This study—for the first time—applies mobile eye-tracking technology in real-world field environment to address the limitation in measuring SA by providing the opportunity to examine human eye movement in a dynamic environment without interruption.

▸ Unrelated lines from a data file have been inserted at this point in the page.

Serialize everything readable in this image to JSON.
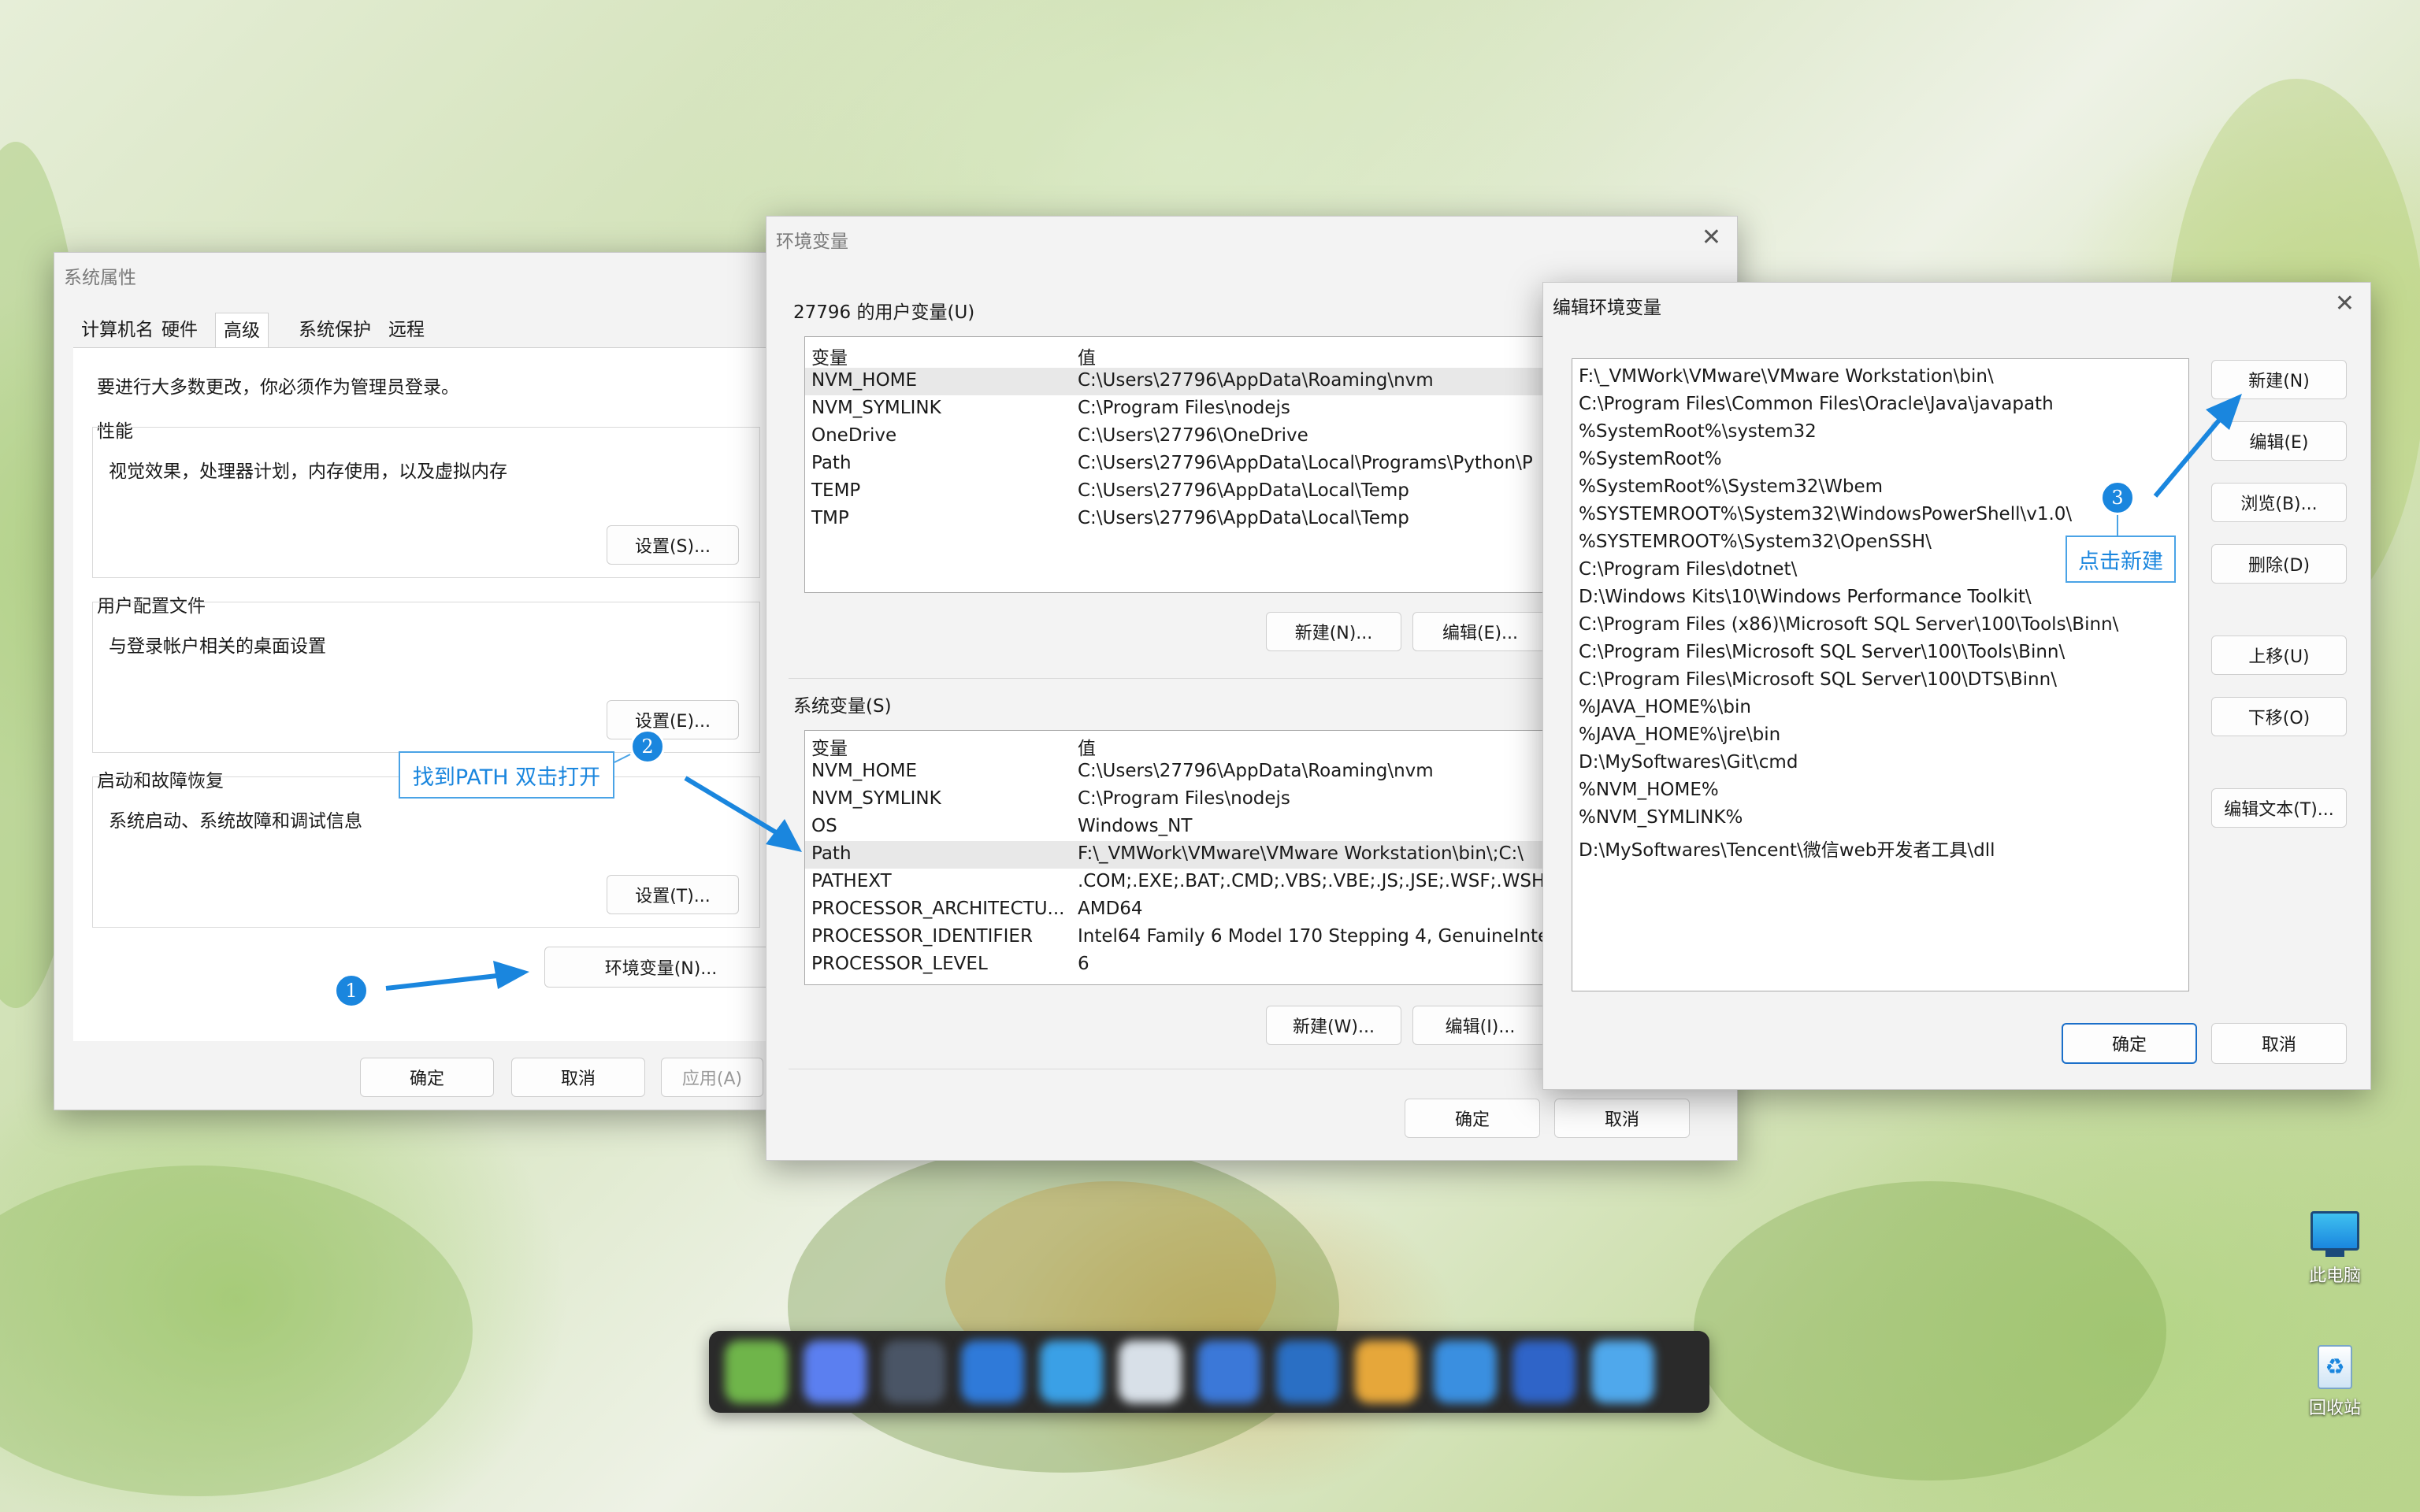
{
  "sysprops": {
    "title": "系统属性",
    "tabs": [
      "计算机名",
      "硬件",
      "高级",
      "系统保护",
      "远程"
    ],
    "active_tab": "高级",
    "admin_note": "要进行大多数更改，你必须作为管理员登录。",
    "performance": {
      "title": "性能",
      "desc": "视觉效果，处理器计划，内存使用，以及虚拟内存",
      "button": "设置(S)..."
    },
    "profiles": {
      "title": "用户配置文件",
      "desc": "与登录帐户相关的桌面设置",
      "button": "设置(E)..."
    },
    "startup": {
      "title": "启动和故障恢复",
      "desc": "系统启动、系统故障和调试信息",
      "button": "设置(T)..."
    },
    "env_button": "环境变量(N)...",
    "ok": "确定",
    "cancel": "取消",
    "apply": "应用(A)"
  },
  "envvars": {
    "title": "环境变量",
    "user_section": "27796 的用户变量(U)",
    "col_var": "变量",
    "col_val": "值",
    "user_vars": [
      {
        "name": "NVM_HOME",
        "value": "C:\\Users\\27796\\AppData\\Roaming\\nvm"
      },
      {
        "name": "NVM_SYMLINK",
        "value": "C:\\Program Files\\nodejs"
      },
      {
        "name": "OneDrive",
        "value": "C:\\Users\\27796\\OneDrive"
      },
      {
        "name": "Path",
        "value": "C:\\Users\\27796\\AppData\\Local\\Programs\\Python\\P"
      },
      {
        "name": "TEMP",
        "value": "C:\\Users\\27796\\AppData\\Local\\Temp"
      },
      {
        "name": "TMP",
        "value": "C:\\Users\\27796\\AppData\\Local\\Temp"
      }
    ],
    "user_new": "新建(N)...",
    "user_edit": "编辑(E)...",
    "sys_section": "系统变量(S)",
    "sys_vars": [
      {
        "name": "NVM_HOME",
        "value": "C:\\Users\\27796\\AppData\\Roaming\\nvm"
      },
      {
        "name": "NVM_SYMLINK",
        "value": "C:\\Program Files\\nodejs"
      },
      {
        "name": "OS",
        "value": "Windows_NT"
      },
      {
        "name": "Path",
        "value": "F:\\_VMWork\\VMware\\VMware Workstation\\bin\\;C:\\"
      },
      {
        "name": "PATHEXT",
        "value": ".COM;.EXE;.BAT;.CMD;.VBS;.VBE;.JS;.JSE;.WSF;.WSH;."
      },
      {
        "name": "PROCESSOR_ARCHITECTU...",
        "value": "AMD64"
      },
      {
        "name": "PROCESSOR_IDENTIFIER",
        "value": "Intel64 Family 6 Model 170 Stepping 4, GenuineInte"
      },
      {
        "name": "PROCESSOR_LEVEL",
        "value": "6"
      }
    ],
    "sys_new": "新建(W)...",
    "sys_edit": "编辑(I)...",
    "ok": "确定",
    "cancel": "取消"
  },
  "editenv": {
    "title": "编辑环境变量",
    "entries": [
      "F:\\_VMWork\\VMware\\VMware Workstation\\bin\\",
      "C:\\Program Files\\Common Files\\Oracle\\Java\\javapath",
      "%SystemRoot%\\system32",
      "%SystemRoot%",
      "%SystemRoot%\\System32\\Wbem",
      "%SYSTEMROOT%\\System32\\WindowsPowerShell\\v1.0\\",
      "%SYSTEMROOT%\\System32\\OpenSSH\\",
      "C:\\Program Files\\dotnet\\",
      "D:\\Windows Kits\\10\\Windows Performance Toolkit\\",
      "C:\\Program Files (x86)\\Microsoft SQL Server\\100\\Tools\\Binn\\",
      "C:\\Program Files\\Microsoft SQL Server\\100\\Tools\\Binn\\",
      "C:\\Program Files\\Microsoft SQL Server\\100\\DTS\\Binn\\",
      "%JAVA_HOME%\\bin",
      "%JAVA_HOME%\\jre\\bin",
      "D:\\MySoftwares\\Git\\cmd",
      "%NVM_HOME%",
      "%NVM_SYMLINK%",
      "D:\\MySoftwares\\Tencent\\微信web开发者工具\\dll"
    ],
    "btn_new": "新建(N)",
    "btn_edit": "编辑(E)",
    "btn_browse": "浏览(B)...",
    "btn_delete": "删除(D)",
    "btn_up": "上移(U)",
    "btn_down": "下移(O)",
    "btn_edit_text": "编辑文本(T)...",
    "ok": "确定",
    "cancel": "取消"
  },
  "annotations": {
    "badge1": "1",
    "badge2": "2",
    "badge3": "3",
    "callout2": "找到PATH 双击打开",
    "callout3": "点击新建",
    "accent": "#1a86de"
  },
  "desktop": {
    "icons": [
      {
        "label": "此电脑",
        "icon": "monitor-icon"
      },
      {
        "label": "回收站",
        "icon": "recycle-bin-icon"
      }
    ]
  }
}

Cognitive processes have been found to play a significant role in contributing to the human errors that lead to construction accidents. A better understanding of cognitive processes as they relate to construction will elucidate the more predictable varieties of human fallibility and allow for the creation of strategies to avoid said errors. To date, no published study has empirically investigated the relationship between working memory and the human errors that lead to accidents in construction. To address this gap, this study uses eye-movement metrics to examine how working-memory load impacts worker’s attentional allocation and the detection of potential hazards in construction. To determine whether changes in memory load influence scan patterns and awareness of hazards, 19 students were recruited to participate in an eye-tracking experiment in which working memory load was manipulated. The results demonstrated that as working memory load increases, the ability of participants to identify hazards decreases. In addition, the results demonstrate that there is a significant difference between the visual search strategies of people under different working-memory loads. This study provides a proof of concept that eye movements can be used as an indicator of variation in working-memory load among construction workers while they search for a hazard without any active interference with the subject.